During 1986 he attended the Army War College.[1]: 592 

In October 1987 Col. Crocker took command of the 1st Brigade, 82nd Airborne Division.[1]: 592 

Crocker served as commander of the 82nd Airborne Division from 10 March 1995 to 27 November 1996.[1]: 485 

In 1996 he was promoted to Lieutenant General and appointed as Commander of I Corps at Fort Lewis.[2] In March 1999, Crocker oversaw the court martial of Major General David Hale.[3]

Crocker retired from active service in September 1999.[2]

Personal lifeEdit

He married Vonda Jones, a graduate of the University of Arkansas on 29 June 1966.[1]: 168  Their daughter Cheryl was born in December 1966[1]: 223  and their son was born in 1974.[1]: 439 

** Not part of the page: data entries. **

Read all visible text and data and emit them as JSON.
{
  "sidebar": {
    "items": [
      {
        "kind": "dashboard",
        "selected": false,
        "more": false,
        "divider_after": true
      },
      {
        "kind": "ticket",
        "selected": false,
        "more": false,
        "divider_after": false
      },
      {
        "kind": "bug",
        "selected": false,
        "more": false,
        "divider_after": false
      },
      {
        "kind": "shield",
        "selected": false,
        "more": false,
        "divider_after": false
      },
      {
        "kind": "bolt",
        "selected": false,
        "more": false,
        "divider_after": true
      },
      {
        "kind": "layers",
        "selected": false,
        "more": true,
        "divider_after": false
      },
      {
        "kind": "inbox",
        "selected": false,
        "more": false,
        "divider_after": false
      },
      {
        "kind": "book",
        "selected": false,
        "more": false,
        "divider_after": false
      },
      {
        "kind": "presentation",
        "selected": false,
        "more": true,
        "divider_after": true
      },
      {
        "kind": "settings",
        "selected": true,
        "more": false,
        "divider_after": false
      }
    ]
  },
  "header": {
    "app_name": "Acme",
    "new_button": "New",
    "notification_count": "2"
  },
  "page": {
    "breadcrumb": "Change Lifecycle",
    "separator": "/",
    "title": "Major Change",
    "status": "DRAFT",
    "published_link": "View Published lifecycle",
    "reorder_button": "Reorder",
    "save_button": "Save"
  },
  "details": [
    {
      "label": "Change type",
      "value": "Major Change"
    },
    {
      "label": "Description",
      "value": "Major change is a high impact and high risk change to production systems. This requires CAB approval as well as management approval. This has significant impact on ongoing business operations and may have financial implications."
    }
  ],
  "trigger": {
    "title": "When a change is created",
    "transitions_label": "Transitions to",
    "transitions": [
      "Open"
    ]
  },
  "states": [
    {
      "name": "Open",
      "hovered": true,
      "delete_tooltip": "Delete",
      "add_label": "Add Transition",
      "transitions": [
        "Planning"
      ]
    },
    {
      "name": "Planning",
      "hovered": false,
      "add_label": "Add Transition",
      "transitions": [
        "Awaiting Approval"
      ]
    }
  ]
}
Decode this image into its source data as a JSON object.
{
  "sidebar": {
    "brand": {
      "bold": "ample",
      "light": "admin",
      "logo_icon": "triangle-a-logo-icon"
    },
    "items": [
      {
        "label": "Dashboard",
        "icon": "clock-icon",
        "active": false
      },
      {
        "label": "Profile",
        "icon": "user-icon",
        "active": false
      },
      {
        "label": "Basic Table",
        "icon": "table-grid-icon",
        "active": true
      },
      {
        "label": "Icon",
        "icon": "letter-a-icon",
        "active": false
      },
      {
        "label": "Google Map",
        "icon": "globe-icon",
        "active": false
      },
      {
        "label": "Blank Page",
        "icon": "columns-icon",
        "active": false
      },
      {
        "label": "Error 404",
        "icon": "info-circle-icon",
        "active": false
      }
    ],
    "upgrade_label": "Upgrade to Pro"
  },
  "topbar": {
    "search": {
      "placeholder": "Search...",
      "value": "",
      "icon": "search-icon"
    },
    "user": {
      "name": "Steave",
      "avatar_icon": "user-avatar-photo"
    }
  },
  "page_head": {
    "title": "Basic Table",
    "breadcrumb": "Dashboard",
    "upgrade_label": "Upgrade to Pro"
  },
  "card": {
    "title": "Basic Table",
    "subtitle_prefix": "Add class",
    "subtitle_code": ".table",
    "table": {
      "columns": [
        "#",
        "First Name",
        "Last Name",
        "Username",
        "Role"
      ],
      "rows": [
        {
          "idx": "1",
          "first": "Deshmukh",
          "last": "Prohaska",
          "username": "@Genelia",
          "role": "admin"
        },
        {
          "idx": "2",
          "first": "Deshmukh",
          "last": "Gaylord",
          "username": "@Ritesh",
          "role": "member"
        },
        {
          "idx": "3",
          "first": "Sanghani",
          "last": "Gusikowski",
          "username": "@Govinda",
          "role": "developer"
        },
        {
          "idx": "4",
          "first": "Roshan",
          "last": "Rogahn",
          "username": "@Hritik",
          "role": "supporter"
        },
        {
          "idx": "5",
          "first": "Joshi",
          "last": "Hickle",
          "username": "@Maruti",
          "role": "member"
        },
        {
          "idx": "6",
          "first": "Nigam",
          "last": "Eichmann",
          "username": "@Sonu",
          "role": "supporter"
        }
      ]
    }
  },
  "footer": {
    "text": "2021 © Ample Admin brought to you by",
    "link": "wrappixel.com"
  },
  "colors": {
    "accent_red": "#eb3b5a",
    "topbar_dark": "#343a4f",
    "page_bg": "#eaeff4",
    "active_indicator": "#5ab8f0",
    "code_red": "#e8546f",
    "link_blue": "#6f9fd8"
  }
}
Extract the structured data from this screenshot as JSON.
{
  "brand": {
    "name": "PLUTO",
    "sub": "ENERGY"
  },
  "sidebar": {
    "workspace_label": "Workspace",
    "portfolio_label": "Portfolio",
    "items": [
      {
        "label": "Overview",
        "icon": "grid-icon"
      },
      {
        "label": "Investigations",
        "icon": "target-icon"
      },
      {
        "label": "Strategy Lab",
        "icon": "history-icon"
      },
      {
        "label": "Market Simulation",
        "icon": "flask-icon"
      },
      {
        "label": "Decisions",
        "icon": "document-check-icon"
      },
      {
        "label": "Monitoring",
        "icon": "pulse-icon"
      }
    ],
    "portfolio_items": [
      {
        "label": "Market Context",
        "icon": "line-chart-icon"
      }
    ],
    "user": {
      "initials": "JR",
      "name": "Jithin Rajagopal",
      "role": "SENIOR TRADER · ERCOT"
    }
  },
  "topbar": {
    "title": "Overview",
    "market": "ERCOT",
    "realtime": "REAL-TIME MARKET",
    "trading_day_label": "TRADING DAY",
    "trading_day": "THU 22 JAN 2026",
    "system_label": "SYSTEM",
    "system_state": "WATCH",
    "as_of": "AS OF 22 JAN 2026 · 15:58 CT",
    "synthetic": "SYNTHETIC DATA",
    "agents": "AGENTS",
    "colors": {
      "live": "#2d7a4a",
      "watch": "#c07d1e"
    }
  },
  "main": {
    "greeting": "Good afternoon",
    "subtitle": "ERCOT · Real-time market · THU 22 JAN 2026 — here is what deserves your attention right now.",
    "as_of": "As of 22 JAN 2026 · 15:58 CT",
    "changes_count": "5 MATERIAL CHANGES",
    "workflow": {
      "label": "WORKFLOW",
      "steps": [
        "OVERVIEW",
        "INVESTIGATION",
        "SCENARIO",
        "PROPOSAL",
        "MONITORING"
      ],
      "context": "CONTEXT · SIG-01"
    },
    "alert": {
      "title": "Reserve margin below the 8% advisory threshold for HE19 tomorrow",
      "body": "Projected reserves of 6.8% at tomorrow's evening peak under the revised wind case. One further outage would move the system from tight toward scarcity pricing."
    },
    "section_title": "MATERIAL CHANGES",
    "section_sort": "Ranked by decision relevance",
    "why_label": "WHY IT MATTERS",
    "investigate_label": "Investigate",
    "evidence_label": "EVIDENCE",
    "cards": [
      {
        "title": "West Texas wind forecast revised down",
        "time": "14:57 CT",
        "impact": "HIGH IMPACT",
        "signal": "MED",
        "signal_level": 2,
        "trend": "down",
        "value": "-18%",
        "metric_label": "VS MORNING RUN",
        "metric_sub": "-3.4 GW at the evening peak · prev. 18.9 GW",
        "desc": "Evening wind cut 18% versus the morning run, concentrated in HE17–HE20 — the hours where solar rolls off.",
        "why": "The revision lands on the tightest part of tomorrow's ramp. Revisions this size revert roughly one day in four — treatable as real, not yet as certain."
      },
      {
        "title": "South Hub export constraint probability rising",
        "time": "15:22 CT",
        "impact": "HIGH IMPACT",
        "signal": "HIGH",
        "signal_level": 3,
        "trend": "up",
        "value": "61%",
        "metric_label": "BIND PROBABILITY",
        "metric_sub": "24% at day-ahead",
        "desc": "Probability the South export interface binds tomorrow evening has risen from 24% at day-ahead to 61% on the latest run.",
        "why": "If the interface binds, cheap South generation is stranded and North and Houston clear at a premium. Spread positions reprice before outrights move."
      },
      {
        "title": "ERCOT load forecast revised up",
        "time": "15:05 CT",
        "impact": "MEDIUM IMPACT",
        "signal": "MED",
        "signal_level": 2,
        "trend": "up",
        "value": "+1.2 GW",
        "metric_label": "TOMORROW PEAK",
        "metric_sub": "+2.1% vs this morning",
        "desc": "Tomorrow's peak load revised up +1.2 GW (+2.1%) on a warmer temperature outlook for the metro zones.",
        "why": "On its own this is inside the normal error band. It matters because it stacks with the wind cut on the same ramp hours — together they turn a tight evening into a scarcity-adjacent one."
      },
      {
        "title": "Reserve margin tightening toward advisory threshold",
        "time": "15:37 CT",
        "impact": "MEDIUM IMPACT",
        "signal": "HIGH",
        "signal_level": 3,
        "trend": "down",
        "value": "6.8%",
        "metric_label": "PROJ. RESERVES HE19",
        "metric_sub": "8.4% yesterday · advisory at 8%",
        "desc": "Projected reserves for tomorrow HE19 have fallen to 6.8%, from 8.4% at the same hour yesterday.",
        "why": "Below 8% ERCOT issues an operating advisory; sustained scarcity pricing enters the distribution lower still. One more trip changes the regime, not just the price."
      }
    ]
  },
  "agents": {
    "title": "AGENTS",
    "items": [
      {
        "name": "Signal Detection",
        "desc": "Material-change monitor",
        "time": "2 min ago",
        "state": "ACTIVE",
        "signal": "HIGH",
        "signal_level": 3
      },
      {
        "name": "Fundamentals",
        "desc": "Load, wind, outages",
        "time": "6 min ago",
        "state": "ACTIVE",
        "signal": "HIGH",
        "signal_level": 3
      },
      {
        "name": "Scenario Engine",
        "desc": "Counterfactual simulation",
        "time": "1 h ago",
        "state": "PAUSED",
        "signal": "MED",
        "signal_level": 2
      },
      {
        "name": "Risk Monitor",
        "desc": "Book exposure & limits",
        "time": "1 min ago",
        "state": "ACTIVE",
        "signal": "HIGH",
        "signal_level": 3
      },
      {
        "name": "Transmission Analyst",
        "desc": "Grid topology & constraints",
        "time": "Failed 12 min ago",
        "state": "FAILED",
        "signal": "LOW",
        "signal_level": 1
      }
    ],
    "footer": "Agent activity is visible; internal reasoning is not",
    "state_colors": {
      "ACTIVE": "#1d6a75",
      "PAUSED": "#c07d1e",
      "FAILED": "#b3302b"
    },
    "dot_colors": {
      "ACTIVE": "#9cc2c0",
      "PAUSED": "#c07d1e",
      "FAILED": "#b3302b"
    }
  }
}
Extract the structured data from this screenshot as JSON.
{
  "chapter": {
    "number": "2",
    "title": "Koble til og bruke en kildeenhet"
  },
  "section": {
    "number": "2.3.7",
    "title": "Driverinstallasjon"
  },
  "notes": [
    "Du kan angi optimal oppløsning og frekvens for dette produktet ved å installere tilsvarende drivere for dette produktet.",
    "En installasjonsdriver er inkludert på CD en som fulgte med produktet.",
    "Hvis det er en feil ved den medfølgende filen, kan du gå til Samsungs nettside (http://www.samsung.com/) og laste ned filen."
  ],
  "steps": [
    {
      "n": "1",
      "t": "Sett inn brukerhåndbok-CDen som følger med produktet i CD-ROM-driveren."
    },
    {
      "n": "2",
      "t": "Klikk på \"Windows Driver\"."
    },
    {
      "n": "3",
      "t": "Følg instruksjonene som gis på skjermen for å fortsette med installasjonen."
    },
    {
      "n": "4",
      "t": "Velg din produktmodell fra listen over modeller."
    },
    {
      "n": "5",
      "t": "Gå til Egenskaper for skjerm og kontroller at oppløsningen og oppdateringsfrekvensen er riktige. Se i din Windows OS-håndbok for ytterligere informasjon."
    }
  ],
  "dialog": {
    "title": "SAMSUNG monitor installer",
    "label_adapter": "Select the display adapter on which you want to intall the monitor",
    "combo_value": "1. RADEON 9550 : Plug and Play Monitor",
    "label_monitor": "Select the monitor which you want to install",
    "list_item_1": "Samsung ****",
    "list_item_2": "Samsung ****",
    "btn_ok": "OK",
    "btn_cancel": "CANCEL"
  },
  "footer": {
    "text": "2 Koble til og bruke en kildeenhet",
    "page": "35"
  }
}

After retiring from the U.S. Army in 1999, he returned to Arkansas.

ReferencesEdit

  1. ^ a b c d e f g h i j k l m n o p q r s t u v w Atkinson, Rick (1990). The Long Gray Line. Fontana/Collins. p. 38. ISBN 9781429979047.
  2. ^ a b "Fort Lewis Commander Retiring". The Seattle Times. 21 September 1999. Retrieved 31 January 2018.
  3. ^ Mike Carter (18 March 1999). "Gen. Hale Stays Out Of Jail -- Misconduct Brings Fine, Pension Cuts". Seattle Times.